Managing the Complexities of Your Equity Compensation
The Role of 10b5-1 Plans in Helping Executives Meet Their Financial Goals
For executives in the most senior roles at organizations, compensation with a portion of company stock is not uncommon. However, as executives focus on building their careers, taking the time to properly manage their equity compensation — including planning for college tuition, retirement, tax liabilities, lifestyle expenses, etc. — often doesn't happen.
Lack of time spent on personal financial planning can lead to missed opportunities. For example, one of the biggest mistakes a company shareholder tends to make is not knowing the expiration date of their holdings. They might also fail to understand or plan for the tax implications resulting from sales of their equity. Some executives can also get emotionally connected to their hard-earned stock.
Consequently, as they continue to receive company stock while lacking the tools and expertise to maximize the associated financial benefits, executive morale can suffer.
A Better Way to Manage Equity Compensation
To make sure a company shareholder makes the most of their stock options, many companies and executives create a trading plan under Rule 10b5-1 of the Securities and Exchange Commission. A 10b5-1 provides insiders an affirmative defense, which is the ability to refute allegations of trading on the basis of material nonpublic information. Specifically, an executive can claim an affirmative defense if a purchase or sale took place in accordance with a pre-established plan. The key to this defense is the creation of a plan, which normally covers nine to 12 months, and relinquishing direct control of each transaction.
Given the degree of government oversight, and the inherent complexity of helping executives manage their equity holdings in compliance with the law, advisors who work in this arena must possess specialized knowledge of the relevant rules and regulations.
"Not every advisor is up to speed and able to convey it to the executives in the right way," Sandy Galuppo, Managing Director with Boston Private, said. "There's a handful of advisors that become subject-matter experts when it comes to 10b5 Plans."
The Role of a Trusted Advisor
From Galuppo's perspective, a 10b5-1 Plan provides executives with considerable flexibility to manage their equity holdings to meet their financial goals, while doing so in compliance with SEC rules.
"A plan follows personal goals set by the executive," Galuppo said. "We then back into the stock sales based on established price parameters in the 10b5-1."
Nonetheless, executives must identify their financial goals before they can establish and benefit from a 10b5. For time-pressed executives, this may prove challenging. An advisor who specializes in significant equity holdings can help establish clarity about their long-term plan.
When working with executives to document their 10b5-1 plan, Galuppo develops a holistic view of the executive's financial needs.
"The first meeting is a discovery meeting to really understand what the executive would like to achieve financially.
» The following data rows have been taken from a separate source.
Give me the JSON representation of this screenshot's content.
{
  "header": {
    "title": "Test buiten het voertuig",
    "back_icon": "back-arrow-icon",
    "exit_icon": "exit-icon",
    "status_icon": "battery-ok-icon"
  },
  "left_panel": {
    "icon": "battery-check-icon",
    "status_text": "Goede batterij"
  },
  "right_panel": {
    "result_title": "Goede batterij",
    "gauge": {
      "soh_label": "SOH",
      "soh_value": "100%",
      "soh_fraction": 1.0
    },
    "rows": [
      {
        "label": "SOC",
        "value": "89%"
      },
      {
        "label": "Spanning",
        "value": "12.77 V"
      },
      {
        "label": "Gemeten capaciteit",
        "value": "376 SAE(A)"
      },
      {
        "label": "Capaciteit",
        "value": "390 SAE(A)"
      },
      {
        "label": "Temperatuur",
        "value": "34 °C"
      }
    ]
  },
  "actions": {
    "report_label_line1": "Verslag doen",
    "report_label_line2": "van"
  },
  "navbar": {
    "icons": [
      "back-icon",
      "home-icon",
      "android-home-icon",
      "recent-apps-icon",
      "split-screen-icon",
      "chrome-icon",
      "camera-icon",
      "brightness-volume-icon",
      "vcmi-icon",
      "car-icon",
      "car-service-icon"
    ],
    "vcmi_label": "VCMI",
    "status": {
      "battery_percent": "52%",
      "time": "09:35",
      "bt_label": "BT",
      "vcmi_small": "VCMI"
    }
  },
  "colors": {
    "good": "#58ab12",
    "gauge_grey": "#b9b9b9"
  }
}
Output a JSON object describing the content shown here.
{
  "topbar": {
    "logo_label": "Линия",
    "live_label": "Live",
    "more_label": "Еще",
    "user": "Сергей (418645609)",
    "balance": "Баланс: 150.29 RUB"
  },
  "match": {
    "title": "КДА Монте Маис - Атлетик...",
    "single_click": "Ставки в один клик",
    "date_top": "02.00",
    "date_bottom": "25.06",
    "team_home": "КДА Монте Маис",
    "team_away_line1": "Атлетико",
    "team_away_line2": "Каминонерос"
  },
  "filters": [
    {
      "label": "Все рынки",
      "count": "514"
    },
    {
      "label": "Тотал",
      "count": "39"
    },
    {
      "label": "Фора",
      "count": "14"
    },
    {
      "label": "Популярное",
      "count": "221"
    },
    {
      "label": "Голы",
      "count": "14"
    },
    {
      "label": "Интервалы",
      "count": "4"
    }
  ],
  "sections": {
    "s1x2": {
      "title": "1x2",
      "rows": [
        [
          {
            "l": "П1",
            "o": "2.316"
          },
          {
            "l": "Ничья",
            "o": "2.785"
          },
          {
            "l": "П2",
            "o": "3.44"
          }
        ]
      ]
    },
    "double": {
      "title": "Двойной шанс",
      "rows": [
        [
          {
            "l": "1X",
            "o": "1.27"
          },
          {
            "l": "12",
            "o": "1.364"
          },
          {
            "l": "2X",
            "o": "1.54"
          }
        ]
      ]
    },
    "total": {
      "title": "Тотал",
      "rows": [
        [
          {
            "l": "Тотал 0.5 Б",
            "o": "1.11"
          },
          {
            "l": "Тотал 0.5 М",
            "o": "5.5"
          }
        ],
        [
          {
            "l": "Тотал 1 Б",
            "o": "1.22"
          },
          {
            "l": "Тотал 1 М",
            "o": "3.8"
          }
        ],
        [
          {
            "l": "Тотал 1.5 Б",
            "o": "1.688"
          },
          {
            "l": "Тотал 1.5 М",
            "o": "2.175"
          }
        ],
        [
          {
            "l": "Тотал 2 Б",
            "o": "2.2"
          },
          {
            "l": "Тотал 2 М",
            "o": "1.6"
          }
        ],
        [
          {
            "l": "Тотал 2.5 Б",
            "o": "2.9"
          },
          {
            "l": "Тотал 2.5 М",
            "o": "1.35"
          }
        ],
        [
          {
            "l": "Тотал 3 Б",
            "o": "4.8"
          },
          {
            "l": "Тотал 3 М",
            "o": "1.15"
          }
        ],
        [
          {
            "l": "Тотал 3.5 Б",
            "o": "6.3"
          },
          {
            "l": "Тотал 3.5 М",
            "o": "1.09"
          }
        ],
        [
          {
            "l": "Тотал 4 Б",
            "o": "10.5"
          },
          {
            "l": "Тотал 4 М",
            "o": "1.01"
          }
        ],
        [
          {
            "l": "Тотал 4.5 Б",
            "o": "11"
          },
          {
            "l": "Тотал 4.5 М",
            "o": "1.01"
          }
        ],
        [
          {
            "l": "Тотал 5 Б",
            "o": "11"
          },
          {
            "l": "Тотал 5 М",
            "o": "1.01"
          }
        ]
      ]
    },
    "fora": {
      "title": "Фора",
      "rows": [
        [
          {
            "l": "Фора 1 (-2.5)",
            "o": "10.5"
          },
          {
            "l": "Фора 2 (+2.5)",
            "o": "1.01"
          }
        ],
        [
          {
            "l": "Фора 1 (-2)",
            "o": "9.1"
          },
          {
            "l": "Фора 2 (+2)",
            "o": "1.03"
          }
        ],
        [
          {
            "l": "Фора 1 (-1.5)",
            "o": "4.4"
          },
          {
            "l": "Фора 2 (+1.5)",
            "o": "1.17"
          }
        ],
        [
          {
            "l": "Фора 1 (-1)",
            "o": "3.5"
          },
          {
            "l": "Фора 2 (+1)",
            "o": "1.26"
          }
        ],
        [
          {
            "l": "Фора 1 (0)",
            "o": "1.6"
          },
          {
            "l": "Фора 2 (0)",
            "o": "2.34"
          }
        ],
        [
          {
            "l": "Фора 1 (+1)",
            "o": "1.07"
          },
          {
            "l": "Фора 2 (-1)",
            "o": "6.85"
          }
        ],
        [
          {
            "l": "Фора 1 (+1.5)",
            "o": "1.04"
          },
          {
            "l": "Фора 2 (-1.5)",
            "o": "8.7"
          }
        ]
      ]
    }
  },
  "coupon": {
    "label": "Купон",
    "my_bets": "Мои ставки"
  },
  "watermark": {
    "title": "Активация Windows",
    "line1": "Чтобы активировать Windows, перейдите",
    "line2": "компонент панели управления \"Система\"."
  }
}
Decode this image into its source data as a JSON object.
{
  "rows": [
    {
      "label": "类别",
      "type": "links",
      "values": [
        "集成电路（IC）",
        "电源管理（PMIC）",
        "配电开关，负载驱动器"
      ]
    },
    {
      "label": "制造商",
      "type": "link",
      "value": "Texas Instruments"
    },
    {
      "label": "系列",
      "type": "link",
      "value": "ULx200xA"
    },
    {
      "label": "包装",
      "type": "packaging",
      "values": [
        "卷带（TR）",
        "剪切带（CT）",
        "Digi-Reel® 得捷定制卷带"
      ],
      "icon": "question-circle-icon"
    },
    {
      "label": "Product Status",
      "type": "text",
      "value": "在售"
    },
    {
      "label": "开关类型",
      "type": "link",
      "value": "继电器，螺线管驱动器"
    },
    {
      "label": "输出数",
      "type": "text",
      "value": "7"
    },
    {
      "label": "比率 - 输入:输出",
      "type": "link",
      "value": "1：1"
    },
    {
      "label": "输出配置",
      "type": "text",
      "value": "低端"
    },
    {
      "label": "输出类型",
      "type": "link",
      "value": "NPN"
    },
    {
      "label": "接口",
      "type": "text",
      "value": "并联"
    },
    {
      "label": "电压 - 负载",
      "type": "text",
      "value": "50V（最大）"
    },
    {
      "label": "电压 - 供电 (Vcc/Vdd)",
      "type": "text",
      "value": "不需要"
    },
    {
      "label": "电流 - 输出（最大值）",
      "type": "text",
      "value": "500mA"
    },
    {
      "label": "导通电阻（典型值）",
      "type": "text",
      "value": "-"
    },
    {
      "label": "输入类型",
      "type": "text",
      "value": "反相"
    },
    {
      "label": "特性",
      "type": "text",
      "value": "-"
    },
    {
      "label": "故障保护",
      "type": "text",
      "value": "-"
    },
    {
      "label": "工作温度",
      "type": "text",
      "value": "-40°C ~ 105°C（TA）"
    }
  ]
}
The next meeting would be to discuss ideas and suggestions," Galuppo said. "From there, I'll be able to put together a 10b5-1 to sell shares they already own, or shares that they're going to be getting from the company at a later date. We'll also plan to minimize the tax implications of the sales."
Throughout the process, Galuppo never loses sight of the executive's overarching objectives. "As part of this exercise, we'll also review the cash flow from the sales and how utilizing the company stock allows them to reach their financial goals."
The Optimal Approach
If executives try to manage their finances without expert assistance, the resulting plans may deliver a less-than-optimal approach, which can leave them frustrated and possibly expose them to questions from regulators regarding their handling of company stock.
That's why working with an advisor is so important. The right one will approach the situation holistically, taking into account the executive's complete financial picture and offering a fiduciary objective that provides conflict-free advice and solutions.
With an advisor and a 10b5-1 Plan, an executive can maintain compliance with SEC rules, manage their equity compensation more efficiently and realize their short- and long-term financial goals.
Boston Private, its affiliates and wealth advisors do not provide tax or legal advice. Clients should consult their tax advisor for matters involving taxation and tax planning and their attorney for matters involving legal matters. Individuals executing a 10b5-1 Plan should keep in mind that such plans are subject to approvals by the individual's company, may be subject to various trading limitations and do not relieve the seller from other regulatory requirements.
The opinions expressed and information contained in any article published in the Vault are given in good faith and considered reliable. However, such opinions and information are subject to change without notice and are provided only as of the date issued. Neither Boston Private nor its affiliates warrant the completeness or accuracy of such information. Any third-party opinion is solely the opinion of its author and does not necessarily reflect the opinion of Boston Private or its affiliates. The materials on this website are for informational purposes only and do not take into account your particular investment objective, financial situation or need. Since each client’s situation is unique, you should consult your financial advisor and/or tax planning professional before acting on any information provided herein.